Why isn’t America going to the movies this summer?
Continue Reading Below
With Universal’s cancelation of their controversial satirical social thriller "The Hunt," popcorn-loving audiences will have one less reason to flock to the theaters to save the bombing summer 2019 box office.
So what is going on and how can Universal recover its losses with the film, which stars oscar-winner Hilary Swank?
“The box office slump is not just summer 2019, it's inexorable and ongoing,” explains media analyst Porter Bibb of MediaTech Capital Partners, exclusively to Fox Business News.
“The movie theatre business is struggling with how to deal with the changing economics of the movie industry--fewer films, mostly tent-pole franchises, with little or no room for independent or art-film productions; higher ticket prices, greater squeeze on the theatre share of revenue (especially from Disney, which is holding back blockbusters from theatre chains if Disney can't get its terms), the prospect of variable pricing and 'movie clubs,' and an increasingly non-white theatre audience."

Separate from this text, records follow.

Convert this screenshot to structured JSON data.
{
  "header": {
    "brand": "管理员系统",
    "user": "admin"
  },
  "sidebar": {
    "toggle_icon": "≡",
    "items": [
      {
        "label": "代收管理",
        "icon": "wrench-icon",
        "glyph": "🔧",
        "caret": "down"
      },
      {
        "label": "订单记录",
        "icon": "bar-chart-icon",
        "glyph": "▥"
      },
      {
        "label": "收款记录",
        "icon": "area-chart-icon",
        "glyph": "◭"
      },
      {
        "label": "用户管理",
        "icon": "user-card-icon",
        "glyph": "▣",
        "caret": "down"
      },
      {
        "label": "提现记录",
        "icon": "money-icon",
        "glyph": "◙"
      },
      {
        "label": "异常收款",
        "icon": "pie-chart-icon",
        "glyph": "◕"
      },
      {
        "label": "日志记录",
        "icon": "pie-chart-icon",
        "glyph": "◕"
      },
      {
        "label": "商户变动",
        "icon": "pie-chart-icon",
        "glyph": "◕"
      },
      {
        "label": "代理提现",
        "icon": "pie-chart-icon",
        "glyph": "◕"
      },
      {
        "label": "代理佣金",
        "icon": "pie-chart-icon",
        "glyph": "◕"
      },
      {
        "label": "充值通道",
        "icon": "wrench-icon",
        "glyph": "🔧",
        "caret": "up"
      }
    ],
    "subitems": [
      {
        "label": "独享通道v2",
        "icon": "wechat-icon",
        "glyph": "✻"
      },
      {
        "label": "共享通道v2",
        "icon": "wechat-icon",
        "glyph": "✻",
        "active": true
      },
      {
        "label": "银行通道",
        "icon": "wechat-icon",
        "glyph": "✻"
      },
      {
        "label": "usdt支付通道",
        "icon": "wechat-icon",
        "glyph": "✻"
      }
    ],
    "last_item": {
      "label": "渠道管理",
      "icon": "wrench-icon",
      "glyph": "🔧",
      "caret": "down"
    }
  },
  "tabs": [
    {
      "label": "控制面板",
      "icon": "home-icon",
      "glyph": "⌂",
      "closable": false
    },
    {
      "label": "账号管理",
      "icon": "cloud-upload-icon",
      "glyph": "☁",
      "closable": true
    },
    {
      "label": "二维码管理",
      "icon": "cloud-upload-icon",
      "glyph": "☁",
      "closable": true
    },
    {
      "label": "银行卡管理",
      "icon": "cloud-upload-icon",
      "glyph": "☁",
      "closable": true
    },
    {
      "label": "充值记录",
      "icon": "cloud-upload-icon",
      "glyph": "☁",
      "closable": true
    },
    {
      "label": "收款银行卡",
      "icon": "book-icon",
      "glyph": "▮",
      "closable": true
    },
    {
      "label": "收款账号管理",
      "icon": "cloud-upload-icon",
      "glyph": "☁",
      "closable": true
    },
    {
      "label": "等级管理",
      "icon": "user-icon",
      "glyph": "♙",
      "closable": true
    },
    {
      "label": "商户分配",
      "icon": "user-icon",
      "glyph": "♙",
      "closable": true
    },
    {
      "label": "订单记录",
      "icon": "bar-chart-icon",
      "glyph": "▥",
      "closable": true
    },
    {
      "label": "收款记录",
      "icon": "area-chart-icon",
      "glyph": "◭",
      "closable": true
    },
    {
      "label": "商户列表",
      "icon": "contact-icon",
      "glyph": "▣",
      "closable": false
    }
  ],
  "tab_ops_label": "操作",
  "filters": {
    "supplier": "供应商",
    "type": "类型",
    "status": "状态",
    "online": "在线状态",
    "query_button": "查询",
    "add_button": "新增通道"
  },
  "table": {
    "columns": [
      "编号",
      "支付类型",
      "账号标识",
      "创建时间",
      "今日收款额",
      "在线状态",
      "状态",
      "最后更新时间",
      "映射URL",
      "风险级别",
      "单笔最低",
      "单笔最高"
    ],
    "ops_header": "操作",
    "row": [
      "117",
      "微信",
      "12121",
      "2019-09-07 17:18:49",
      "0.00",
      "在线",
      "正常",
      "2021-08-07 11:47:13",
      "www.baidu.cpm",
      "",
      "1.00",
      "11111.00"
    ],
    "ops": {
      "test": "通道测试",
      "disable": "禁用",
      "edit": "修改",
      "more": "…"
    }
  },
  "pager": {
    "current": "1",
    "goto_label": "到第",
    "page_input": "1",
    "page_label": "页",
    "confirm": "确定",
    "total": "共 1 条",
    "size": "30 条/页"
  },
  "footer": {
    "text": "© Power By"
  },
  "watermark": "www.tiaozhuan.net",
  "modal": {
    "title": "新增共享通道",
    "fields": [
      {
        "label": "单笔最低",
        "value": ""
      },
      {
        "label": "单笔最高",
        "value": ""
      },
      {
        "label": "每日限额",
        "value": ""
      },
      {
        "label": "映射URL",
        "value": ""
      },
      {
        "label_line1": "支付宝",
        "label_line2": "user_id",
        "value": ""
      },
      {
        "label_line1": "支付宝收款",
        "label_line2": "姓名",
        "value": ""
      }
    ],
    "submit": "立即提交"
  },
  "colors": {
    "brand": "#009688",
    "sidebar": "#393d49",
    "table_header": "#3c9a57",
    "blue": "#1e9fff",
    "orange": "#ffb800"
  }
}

The lackluster summer has dragged down 2019's overall domestic box office revenue by roughly 9% from the same point last year, according to media evaluator Comscore.
Universal released a statement, on August 10th, announcing their film was being shelved, “after thoughtful consideration."
So why did Universal succumb to pressure in the form of tweets directly from President Trump and pull the film from its scheduled late-summer release?
“Universal had little choice. The social media outcry against the film was more than enough to bring the NBCU suits to their senses," Bibb explains.
"They stated that the release would be postponed but with the 2020 elections looming, there is virtually no chance ‘The Hunt’ would ever be released before 2021 and by that time, the social/political environment will have changed (for better or worse) making The Hunt seem like yesterday's news."
While "The Hunt" will not be able to save summer 19’s lagging box office, Universal will have to find a new home, outside of theaters, if they hope to recoup the $15 Million budget Box Office Mojo estimates the studio spent on the violent flick.
“Netflix will likely open it’s coffers and try to make something of a quiet release, but it was just popular opinion that kept Universal from the release they had planned for several month,” Bibb explains. “It was the naivete and deaf ears of the entire Comcast NBCU team that approved the release of what clearly was going to be an outrageously controversial event in the first place.”